What you should do:
Repeat the records. Match each character exactly.

App and web page records:
########

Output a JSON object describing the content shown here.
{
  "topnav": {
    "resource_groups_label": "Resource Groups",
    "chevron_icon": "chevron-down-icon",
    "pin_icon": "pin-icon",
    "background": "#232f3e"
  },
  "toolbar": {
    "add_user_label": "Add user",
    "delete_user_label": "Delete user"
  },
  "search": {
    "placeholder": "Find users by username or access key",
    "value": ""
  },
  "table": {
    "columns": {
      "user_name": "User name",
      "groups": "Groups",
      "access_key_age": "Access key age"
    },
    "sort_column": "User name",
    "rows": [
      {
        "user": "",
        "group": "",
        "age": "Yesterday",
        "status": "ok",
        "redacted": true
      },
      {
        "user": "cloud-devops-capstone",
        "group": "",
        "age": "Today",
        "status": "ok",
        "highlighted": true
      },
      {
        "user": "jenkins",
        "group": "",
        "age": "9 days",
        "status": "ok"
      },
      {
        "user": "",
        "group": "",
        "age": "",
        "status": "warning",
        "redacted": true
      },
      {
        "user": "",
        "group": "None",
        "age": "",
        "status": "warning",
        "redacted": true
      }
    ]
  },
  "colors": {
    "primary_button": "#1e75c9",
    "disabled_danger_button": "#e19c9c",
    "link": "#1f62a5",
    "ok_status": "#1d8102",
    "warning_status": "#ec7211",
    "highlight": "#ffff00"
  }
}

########

Answer:
Output a JSON object describing the content shown here.
{
  "topnav": {
    "resource_groups_label": "Resource Groups",
    "chevron_icon": "chevron-down-icon",
    "pin_icon": "pin-icon",
    "background": "#232f3e"
  },
  "toolbar": {
    "add_user_label": "Add user",
    "delete_user_label": "Delete user"
  },
  "search": {
    "placeholder": "Find users by username or access key",
    "value": ""
  },
  "table": {
    "columns": {
      "user_name": "User name",
      "groups": "Groups",
      "access_key_age": "Access key age"
    },
    "sort_column": "User name",
    "rows": [
      {
        "user": "",
        "group": "",
        "age": "Yesterday",
        "status": "ok",
        "redacted": true
      },
      {
        "user": "cloud-devops-capstone",
        "group": "",
        "age": "Today",
        "status": "ok",
        "highlighted": true
      },
      {
        "user": "jenkins",
        "group": "",
        "age": "9 days",
        "status": "ok"
      },
      {
        "user": "",
        "group": "",
        "age": "",
        "status": "warning",
        "redacted": true
      },
      {
        "user": "",
        "group": "None",
        "age": "",
        "status": "warning",
        "redacted": true
      }
    ]
  },
  "colors": {
    "primary_button": "#1e75c9",
    "disabled_danger_button": "#e19c9c",
    "link": "#1f62a5",
    "ok_status": "#1d8102",
    "warning_status": "#ec7211",
    "highlight": "#ffff00"
  }
}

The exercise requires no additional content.